- _What the exercise asks_:
Give the data below again exactly as it stands. Omit the pictures.

- _Material provided_:
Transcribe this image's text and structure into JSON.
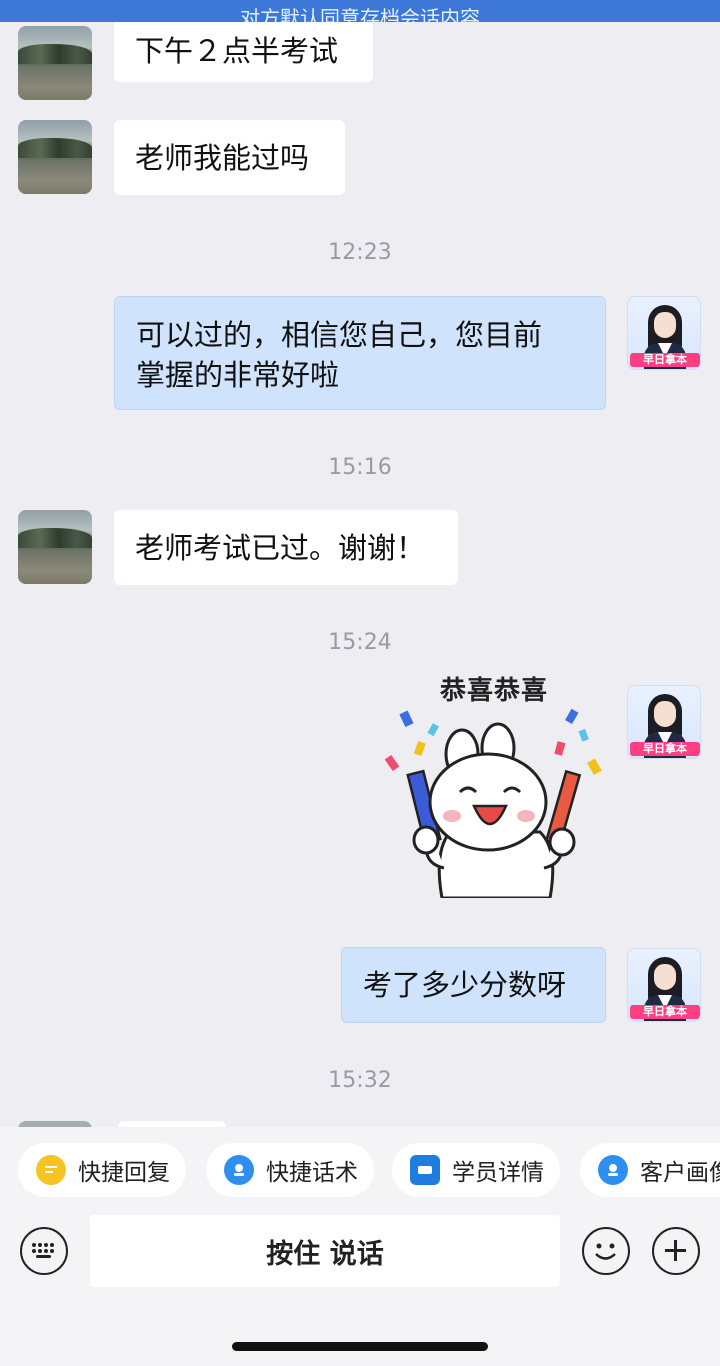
{
  "banner": {
    "text": "对方默认同意存档会话内容"
  },
  "messages": [
    {
      "side": "left",
      "text": "下午２点半考试"
    },
    {
      "side": "left",
      "text": "老师我能过吗"
    },
    {
      "type": "time",
      "text": "12:23"
    },
    {
      "side": "right",
      "line1": "可以过的，相信您自己，您目前",
      "line2": "掌握的非常好啦"
    },
    {
      "type": "time",
      "text": "15:16"
    },
    {
      "side": "left",
      "text": "老师考试已过。谢谢！"
    },
    {
      "type": "time",
      "text": "15:24"
    },
    {
      "side": "right",
      "sticker_caption": "恭喜恭喜"
    },
    {
      "side": "right",
      "text": "考了多少分数呀"
    },
    {
      "type": "time",
      "text": "15:32"
    }
  ],
  "avatar_tag": "早日拿本",
  "toolbar": {
    "chips": [
      {
        "label": "快捷回复",
        "icon": "quick-reply-icon"
      },
      {
        "label": "快捷话术",
        "icon": "script-icon"
      },
      {
        "label": "学员详情",
        "icon": "student-detail-icon"
      },
      {
        "label": "客户画像",
        "icon": "customer-profile-icon"
      }
    ],
    "talk_label": "按住 说话"
  },
  "colors": {
    "banner": "#3d78d8",
    "bubble_right": "#cfe4fc",
    "bubble_left": "#ffffff",
    "background": "#ededf2",
    "avatar_tag": "#ff3f82"
  }
}
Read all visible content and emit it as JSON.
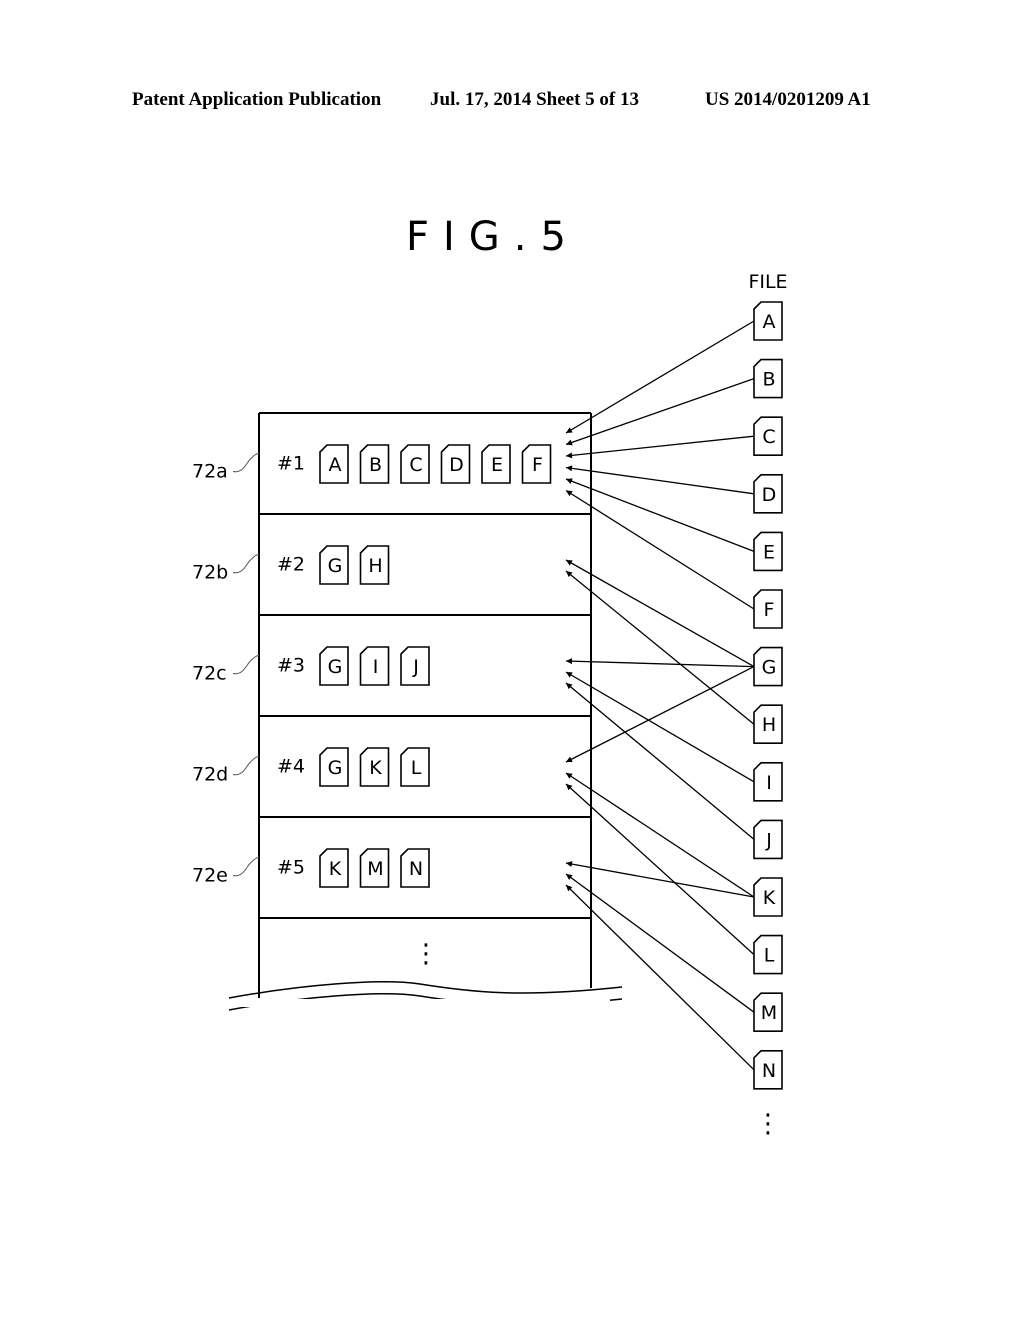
{
  "header": {
    "publication": "Patent Application Publication",
    "date_sheet": "Jul. 17, 2014   Sheet 5 of 13",
    "number": "US 2014/0201209 A1"
  },
  "figure": {
    "title": "FIG.5",
    "file_column_label": "FILE",
    "ellipsis": "⋮"
  },
  "regions": [
    {
      "ref": "72a",
      "label": "#1",
      "files": [
        "A",
        "B",
        "C",
        "D",
        "E",
        "F"
      ]
    },
    {
      "ref": "72b",
      "label": "#2",
      "files": [
        "G",
        "H"
      ]
    },
    {
      "ref": "72c",
      "label": "#3",
      "files": [
        "G",
        "I",
        "J"
      ]
    },
    {
      "ref": "72d",
      "label": "#4",
      "files": [
        "G",
        "K",
        "L"
      ]
    },
    {
      "ref": "72e",
      "label": "#5",
      "files": [
        "K",
        "M",
        "N"
      ]
    }
  ],
  "files": [
    "A",
    "B",
    "C",
    "D",
    "E",
    "F",
    "G",
    "H",
    "I",
    "J",
    "K",
    "L",
    "M",
    "N"
  ],
  "arrows": [
    {
      "from": "A",
      "to": "#1"
    },
    {
      "from": "B",
      "to": "#1"
    },
    {
      "from": "C",
      "to": "#1"
    },
    {
      "from": "D",
      "to": "#1"
    },
    {
      "from": "E",
      "to": "#1"
    },
    {
      "from": "F",
      "to": "#1"
    },
    {
      "from": "G",
      "to": "#2"
    },
    {
      "from": "H",
      "to": "#2"
    },
    {
      "from": "G",
      "to": "#3"
    },
    {
      "from": "I",
      "to": "#3"
    },
    {
      "from": "J",
      "to": "#3"
    },
    {
      "from": "G",
      "to": "#4"
    },
    {
      "from": "K",
      "to": "#4"
    },
    {
      "from": "L",
      "to": "#4"
    },
    {
      "from": "K",
      "to": "#5"
    },
    {
      "from": "M",
      "to": "#5"
    },
    {
      "from": "N",
      "to": "#5"
    }
  ]
}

- _Exercise result_:
Transcribe this image's text and structure into JSON.
{
  "banner": {
    "text": "对方默认同意存档会话内容"
  },
  "messages": [
    {
      "side": "left",
      "text": "下午２点半考试"
    },
    {
      "side": "left",
      "text": "老师我能过吗"
    },
    {
      "type": "time",
      "text": "12:23"
    },
    {
      "side": "right",
      "line1": "可以过的，相信您自己，您目前",
      "line2": "掌握的非常好啦"
    },
    {
      "type": "time",
      "text": "15:16"
    },
    {
      "side": "left",
      "text": "老师考试已过。谢谢！"
    },
    {
      "type": "time",
      "text": "15:24"
    },
    {
      "side": "right",
      "sticker_caption": "恭喜恭喜"
    },
    {
      "side": "right",
      "text": "考了多少分数呀"
    },
    {
      "type": "time",
      "text": "15:32"
    }
  ],
  "avatar_tag": "早日拿本",
  "toolbar": {
    "chips": [
      {
        "label": "快捷回复",
        "icon": "quick-reply-icon"
      },
      {
        "label": "快捷话术",
        "icon": "script-icon"
      },
      {
        "label": "学员详情",
        "icon": "student-detail-icon"
      },
      {
        "label": "客户画像",
        "icon": "customer-profile-icon"
      }
    ],
    "talk_label": "按住 说话"
  },
  "colors": {
    "banner": "#3d78d8",
    "bubble_right": "#cfe4fc",
    "bubble_left": "#ffffff",
    "background": "#ededf2",
    "avatar_tag": "#ff3f82"
  }
}
Read all visible content and emit it as JSON.
{
  "header": {
    "publication": "Patent Application Publication",
    "date_sheet": "Jul. 17, 2014   Sheet 5 of 13",
    "number": "US 2014/0201209 A1"
  },
  "figure": {
    "title": "FIG.5",
    "file_column_label": "FILE",
    "ellipsis": "⋮"
  },
  "regions": [
    {
      "ref": "72a",
      "label": "#1",
      "files": [
        "A",
        "B",
        "C",
        "D",
        "E",
        "F"
      ]
    },
    {
      "ref": "72b",
      "label": "#2",
      "files": [
        "G",
        "H"
      ]
    },
    {
      "ref": "72c",
      "label": "#3",
      "files": [
        "G",
        "I",
        "J"
      ]
    },
    {
      "ref": "72d",
      "label": "#4",
      "files": [
        "G",
        "K",
        "L"
      ]
    },
    {
      "ref": "72e",
      "label": "#5",
      "files": [
        "K",
        "M",
        "N"
      ]
    }
  ],
  "files": [
    "A",
    "B",
    "C",
    "D",
    "E",
    "F",
    "G",
    "H",
    "I",
    "J",
    "K",
    "L",
    "M",
    "N"
  ],
  "arrows": [
    {
      "from": "A",
      "to": "#1"
    },
    {
      "from": "B",
      "to": "#1"
    },
    {
      "from": "C",
      "to": "#1"
    },
    {
      "from": "D",
      "to": "#1"
    },
    {
      "from": "E",
      "to": "#1"
    },
    {
      "from": "F",
      "to": "#1"
    },
    {
      "from": "G",
      "to": "#2"
    },
    {
      "from": "H",
      "to": "#2"
    },
    {
      "from": "G",
      "to": "#3"
    },
    {
      "from": "I",
      "to": "#3"
    },
    {
      "from": "J",
      "to": "#3"
    },
    {
      "from": "G",
      "to": "#4"
    },
    {
      "from": "K",
      "to": "#4"
    },
    {
      "from": "L",
      "to": "#4"
    },
    {
      "from": "K",
      "to": "#5"
    },
    {
      "from": "M",
      "to": "#5"
    },
    {
      "from": "N",
      "to": "#5"
    }
  ]
}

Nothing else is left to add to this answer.